Hi, many thanks for the advice! Do you think a masters is adequate get in to the field? Or is a PHD a must?
It's a chicken and egg - If you have PHD it's likely to in a specific area, the implications is that you will understand the basics of different areas. The reality is you'll probably use B/MSc level across sectors. Understanding a business domain maths and understanding a quantum computer down to the physics isn't likely to exist in an individual and, to be honest you're more likely to be focused on the use of probability or statistics as part of that. For example monte-carlo and mapping that to a quantum computer.
The company I work for has a large portion of PhDs in the area. From experience the needs of customers branch across them plus - most of the time you don't need to understand the device, other than perhaps characterising it if you're doing production level stuff, the rest is how to take the business problem then map it to a quantum circuit.
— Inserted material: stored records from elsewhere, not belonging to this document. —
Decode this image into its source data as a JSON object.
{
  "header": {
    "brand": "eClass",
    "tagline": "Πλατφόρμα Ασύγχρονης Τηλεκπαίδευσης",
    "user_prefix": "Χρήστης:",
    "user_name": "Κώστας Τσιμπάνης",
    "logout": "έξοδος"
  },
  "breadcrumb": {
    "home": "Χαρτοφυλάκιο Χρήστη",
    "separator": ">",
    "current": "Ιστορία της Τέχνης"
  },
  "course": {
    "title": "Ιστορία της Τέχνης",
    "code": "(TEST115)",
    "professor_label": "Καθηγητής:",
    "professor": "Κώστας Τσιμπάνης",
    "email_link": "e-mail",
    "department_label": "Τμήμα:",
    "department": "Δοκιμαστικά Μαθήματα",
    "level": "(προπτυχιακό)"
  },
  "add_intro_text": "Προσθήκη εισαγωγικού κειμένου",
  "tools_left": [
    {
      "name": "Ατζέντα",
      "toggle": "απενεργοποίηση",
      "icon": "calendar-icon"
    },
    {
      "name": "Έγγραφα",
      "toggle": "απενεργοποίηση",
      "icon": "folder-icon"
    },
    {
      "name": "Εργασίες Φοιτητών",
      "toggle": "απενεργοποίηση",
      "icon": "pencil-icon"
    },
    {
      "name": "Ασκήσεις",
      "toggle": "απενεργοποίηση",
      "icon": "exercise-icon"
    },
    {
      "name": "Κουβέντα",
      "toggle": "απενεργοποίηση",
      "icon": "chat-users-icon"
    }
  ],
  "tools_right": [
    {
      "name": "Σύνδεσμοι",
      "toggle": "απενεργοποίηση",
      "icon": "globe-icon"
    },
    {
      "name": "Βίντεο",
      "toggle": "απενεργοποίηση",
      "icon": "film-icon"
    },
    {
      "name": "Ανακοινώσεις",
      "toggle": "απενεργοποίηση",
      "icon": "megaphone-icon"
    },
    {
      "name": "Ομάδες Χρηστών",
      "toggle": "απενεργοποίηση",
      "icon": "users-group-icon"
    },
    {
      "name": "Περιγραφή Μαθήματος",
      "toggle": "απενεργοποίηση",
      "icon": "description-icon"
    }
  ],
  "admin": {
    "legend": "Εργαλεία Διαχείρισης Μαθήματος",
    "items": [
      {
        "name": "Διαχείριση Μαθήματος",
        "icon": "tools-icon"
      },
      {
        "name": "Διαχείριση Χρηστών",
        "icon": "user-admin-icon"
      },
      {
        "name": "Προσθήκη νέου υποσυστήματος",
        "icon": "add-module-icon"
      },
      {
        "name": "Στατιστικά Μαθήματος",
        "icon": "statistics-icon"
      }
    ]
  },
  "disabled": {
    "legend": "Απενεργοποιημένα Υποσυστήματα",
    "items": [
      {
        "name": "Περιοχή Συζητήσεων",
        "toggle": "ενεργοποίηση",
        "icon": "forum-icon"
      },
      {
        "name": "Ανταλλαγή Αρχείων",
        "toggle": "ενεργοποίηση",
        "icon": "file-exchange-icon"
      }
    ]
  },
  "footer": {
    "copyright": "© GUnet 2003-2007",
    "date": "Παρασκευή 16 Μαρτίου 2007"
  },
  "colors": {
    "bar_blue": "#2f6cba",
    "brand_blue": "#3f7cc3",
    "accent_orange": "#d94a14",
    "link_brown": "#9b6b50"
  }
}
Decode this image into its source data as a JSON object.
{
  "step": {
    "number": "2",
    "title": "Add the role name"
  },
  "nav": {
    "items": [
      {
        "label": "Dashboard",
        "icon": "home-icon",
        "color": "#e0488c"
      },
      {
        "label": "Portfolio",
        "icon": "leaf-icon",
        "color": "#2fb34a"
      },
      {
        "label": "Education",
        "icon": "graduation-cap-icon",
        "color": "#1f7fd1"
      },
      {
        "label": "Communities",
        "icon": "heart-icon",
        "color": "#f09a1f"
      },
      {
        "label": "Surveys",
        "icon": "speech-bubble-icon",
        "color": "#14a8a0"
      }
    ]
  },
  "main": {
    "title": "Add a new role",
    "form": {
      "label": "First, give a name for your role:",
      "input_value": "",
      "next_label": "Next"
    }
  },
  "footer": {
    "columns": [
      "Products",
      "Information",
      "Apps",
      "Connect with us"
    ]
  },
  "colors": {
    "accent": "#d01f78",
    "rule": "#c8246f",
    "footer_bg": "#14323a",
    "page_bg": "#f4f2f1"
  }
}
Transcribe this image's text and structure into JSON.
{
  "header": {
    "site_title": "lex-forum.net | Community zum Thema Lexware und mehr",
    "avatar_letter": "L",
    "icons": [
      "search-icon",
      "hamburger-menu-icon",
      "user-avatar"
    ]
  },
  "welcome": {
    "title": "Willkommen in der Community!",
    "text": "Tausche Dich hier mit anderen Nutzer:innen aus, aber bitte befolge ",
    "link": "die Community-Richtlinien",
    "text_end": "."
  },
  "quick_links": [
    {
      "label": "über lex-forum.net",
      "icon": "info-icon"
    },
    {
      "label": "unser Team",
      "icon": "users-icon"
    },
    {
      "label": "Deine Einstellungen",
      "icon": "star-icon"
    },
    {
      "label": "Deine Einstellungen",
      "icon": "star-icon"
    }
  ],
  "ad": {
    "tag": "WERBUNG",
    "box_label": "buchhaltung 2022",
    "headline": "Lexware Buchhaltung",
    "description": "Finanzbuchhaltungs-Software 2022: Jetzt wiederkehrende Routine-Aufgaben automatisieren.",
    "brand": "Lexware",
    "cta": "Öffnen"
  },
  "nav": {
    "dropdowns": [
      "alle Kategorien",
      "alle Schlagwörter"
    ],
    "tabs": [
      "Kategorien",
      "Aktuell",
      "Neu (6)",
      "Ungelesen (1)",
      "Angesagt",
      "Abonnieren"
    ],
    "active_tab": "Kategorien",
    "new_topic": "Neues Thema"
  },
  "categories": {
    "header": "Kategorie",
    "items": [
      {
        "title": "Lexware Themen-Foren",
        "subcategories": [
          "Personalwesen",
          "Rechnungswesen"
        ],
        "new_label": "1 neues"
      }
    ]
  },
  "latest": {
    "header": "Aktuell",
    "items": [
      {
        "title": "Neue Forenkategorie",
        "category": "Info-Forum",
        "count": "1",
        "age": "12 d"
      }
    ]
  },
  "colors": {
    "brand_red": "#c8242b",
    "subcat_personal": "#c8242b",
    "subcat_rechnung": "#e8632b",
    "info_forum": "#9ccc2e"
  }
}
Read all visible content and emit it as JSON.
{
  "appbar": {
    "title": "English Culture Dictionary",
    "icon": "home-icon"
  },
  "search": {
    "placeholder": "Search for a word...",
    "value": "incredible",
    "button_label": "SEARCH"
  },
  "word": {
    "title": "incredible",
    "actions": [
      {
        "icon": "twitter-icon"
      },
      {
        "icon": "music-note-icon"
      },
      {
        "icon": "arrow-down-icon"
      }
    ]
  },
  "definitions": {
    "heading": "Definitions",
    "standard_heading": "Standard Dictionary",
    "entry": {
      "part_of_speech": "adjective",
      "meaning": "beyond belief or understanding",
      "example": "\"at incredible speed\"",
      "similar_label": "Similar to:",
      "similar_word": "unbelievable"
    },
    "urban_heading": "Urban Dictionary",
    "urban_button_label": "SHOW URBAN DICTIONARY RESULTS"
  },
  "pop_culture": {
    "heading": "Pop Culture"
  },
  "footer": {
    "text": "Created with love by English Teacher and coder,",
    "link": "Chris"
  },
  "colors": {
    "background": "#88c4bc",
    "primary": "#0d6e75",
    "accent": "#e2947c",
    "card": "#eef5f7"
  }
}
What are the limits/caveats etc.
The best way to experiment is take a simple maths idea that you're familiar with then try that. There's quite a few examples out there but in the end it comes down to the maths because a java programmer running a example doesn't typically result in a rigorous implementation.
Typically a QC is solving a problem that has a number of input parameters and a single answer. Then adulting the input parameters, rerunning it for cycle for each answer. There's a limit to the number of parameters and the circuit depth (ie the size of program if you will) before things become too noisy and the error rate makes the answers too low a probability. The maturity of QC is akin to the 1960/70s transistors and so is the maturity of algorithms but unlike the 60/70s the speed of increase is faster.
So TL;DR - if you have the maths, try a couple of the examples they give, then pick a problem you know a lot about and then try applying the concepts to it. You'll learn a lot that way.